When building something from the ground up, it is often worth considering using something that worked for other groups in other similar circumstances. In South Africa there are today many solitary practitioners, individuals who have no sense of belonging to a larger Vampyre Community. The SAVA aims to change all that.
In general, all things vampiric in our culture are named in Latin. This tradition of using Latin has to do with the purported origins of the first recorded vampiric sub-cultures – the so-called blood cults in ancient Rome. According to some sources at least, it appears these groups gave rise to what has become known in popular gothic fiction as the vampire “hunter” – mercenaries hired by the Roman government to infiltrate them and to kill all the members. This grim reminder of ages past appears to indicate the reason behind the Latin connection to our modern culture, but it does not mean that it is also necessarily the best path for a new Community in a place as unique as South Africa to follow.
When SAVA was established as an entity at the end of May, much was in flux. Since then, SAVA has been working towards the goal of establishing a uniquely South African Vampyre Community. Instead of continuing to use the name of each province coupled with the term “Halo”, it was decided to choose a unique name for each Halo – and instead of using Latin names – essentially Old World terms – to describe what is essentially places in the “New World” of Darkest Africa, it was decided to turn to a more esoteric method.

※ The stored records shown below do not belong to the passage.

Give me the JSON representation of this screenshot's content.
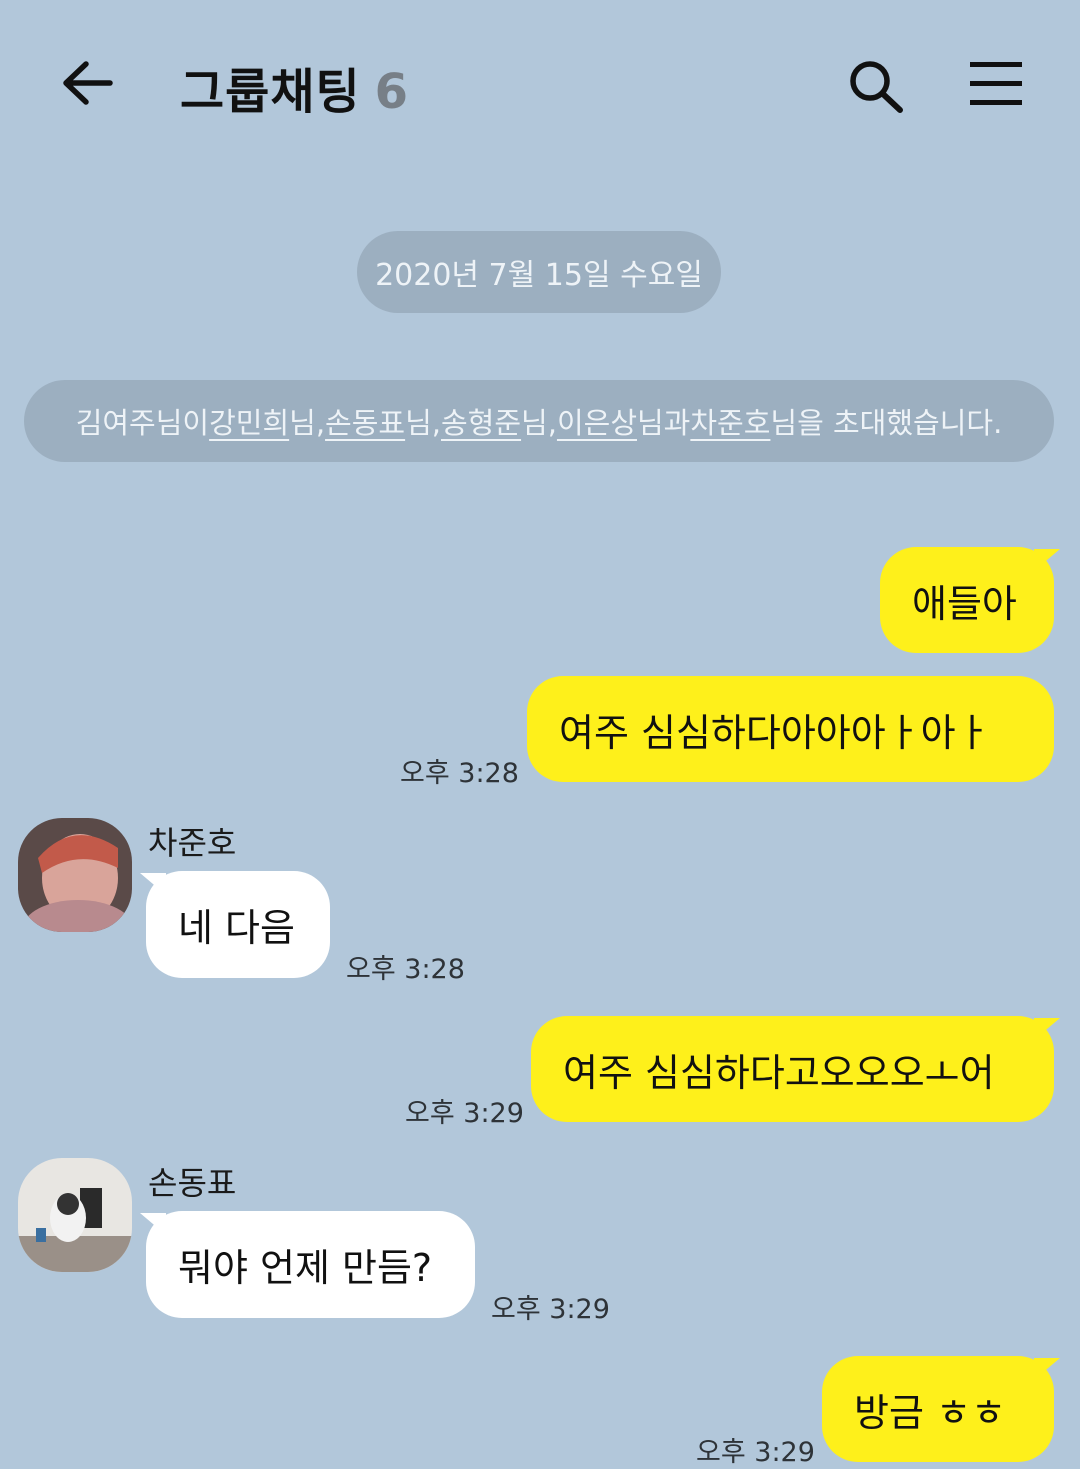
{
  "header": {
    "title": "그룹채팅",
    "member_count": "6",
    "icons": [
      "back-arrow-icon",
      "search-icon",
      "menu-icon"
    ]
  },
  "date_divider": "2020년 7월 15일 수요일",
  "system_message": {
    "parts": [
      "김여주님이 ",
      "강민희",
      "님, ",
      "손동표",
      "님, ",
      "송형준",
      "님, ",
      "이은상",
      "님과 ",
      "차준호",
      "님을 초대했습니다."
    ]
  },
  "messages": [
    {
      "from": "me",
      "text": "애들아"
    },
    {
      "from": "me",
      "text": "여주 심심하다아아아ㅏ아ㅏ",
      "time": "오후 3:28"
    },
    {
      "from": "차준호",
      "text": "네 다음",
      "time": "오후 3:28"
    },
    {
      "from": "me",
      "text": "여주 심심하다고오오오ㅗ어",
      "time": "오후 3:29"
    },
    {
      "from": "손동표",
      "text": "뭐야 언제 만듬?",
      "time": "오후 3:29"
    },
    {
      "from": "me",
      "text": "방금 ㅎㅎ",
      "time": "오후 3:29"
    }
  ],
  "colors": {
    "background": "#b2c7da",
    "my_bubble": "#fef01b",
    "other_bubble": "#ffffff",
    "pill": "#9cafc0"
  }
}
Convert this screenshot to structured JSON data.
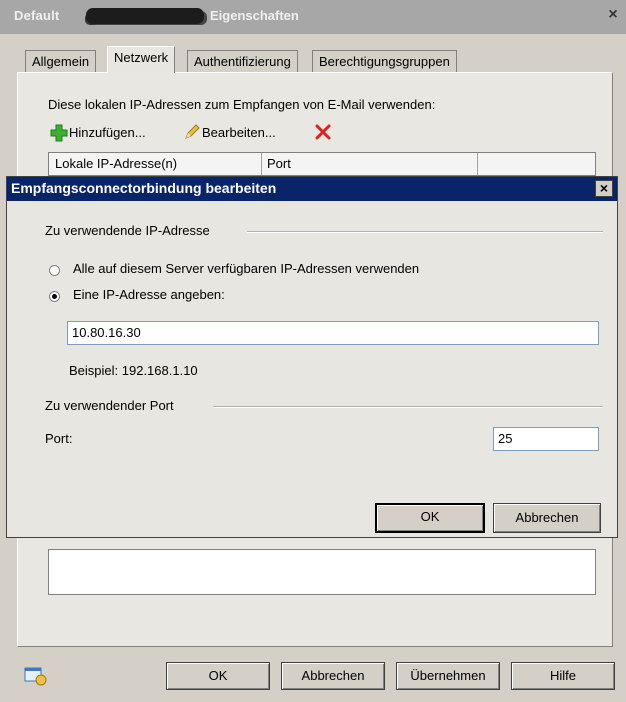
{
  "parent": {
    "title_prefix": "Default",
    "title_suffix": "Eigenschaften",
    "tabs": [
      {
        "label": "Allgemein"
      },
      {
        "label": "Netzwerk"
      },
      {
        "label": "Authentifizierung"
      },
      {
        "label": "Berechtigungsgruppen"
      }
    ],
    "intro_text": "Diese lokalen IP-Adressen zum Empfangen von E-Mail verwenden:",
    "toolbar": {
      "add_label": "Hinzufügen...",
      "edit_label": "Bearbeiten..."
    },
    "list_columns": [
      "Lokale IP-Adresse(n)",
      "Port"
    ],
    "buttons": {
      "ok": "OK",
      "cancel": "Abbrechen",
      "apply": "Übernehmen",
      "help": "Hilfe"
    }
  },
  "dialog": {
    "title": "Empfangsconnectorbindung bearbeiten",
    "ip_group_label": "Zu verwendende IP-Adresse",
    "radio_all_label": "Alle auf diesem Server verfügbaren IP-Adressen verwenden",
    "radio_specific_label": "Eine IP-Adresse angeben:",
    "selected_option": "specific",
    "ip_value": "10.80.16.30",
    "example_text": "Beispiel: 192.168.1.10",
    "port_group_label": "Zu verwendender Port",
    "port_label": "Port:",
    "port_value": "25",
    "ok_label": "OK",
    "cancel_label": "Abbrechen"
  },
  "colors": {
    "dialog_titlebar": "#0a246a",
    "inactive_titlebar": "#a7a7a7",
    "delete_icon": "#e02020",
    "add_icon": "#3cb030"
  }
}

The Big Five already been done to death – and even the big Seven, it was decided to use something different – star names. Some of them are Latin, yes – but many are Greek, Aramaic and Kemetic. The southern hemisphere is filled with stars, some of the brightest known – and so it was decided to name each Halo after a star in the night sky of the Southern Hemisphere.
The list of suitable stellar names was presented on Friday, and Magisters of the four currently operating Halos were permitted to choose a name from the list which they felt was suitable for their Halo. Halos already named so far are:
Mintaka Halo – Eastern Cape
Avior Halo – Western Cape
Gacrux Halo – Gauteng
Zaurak Halo – Free State
Those Halos not yet listed will be named later.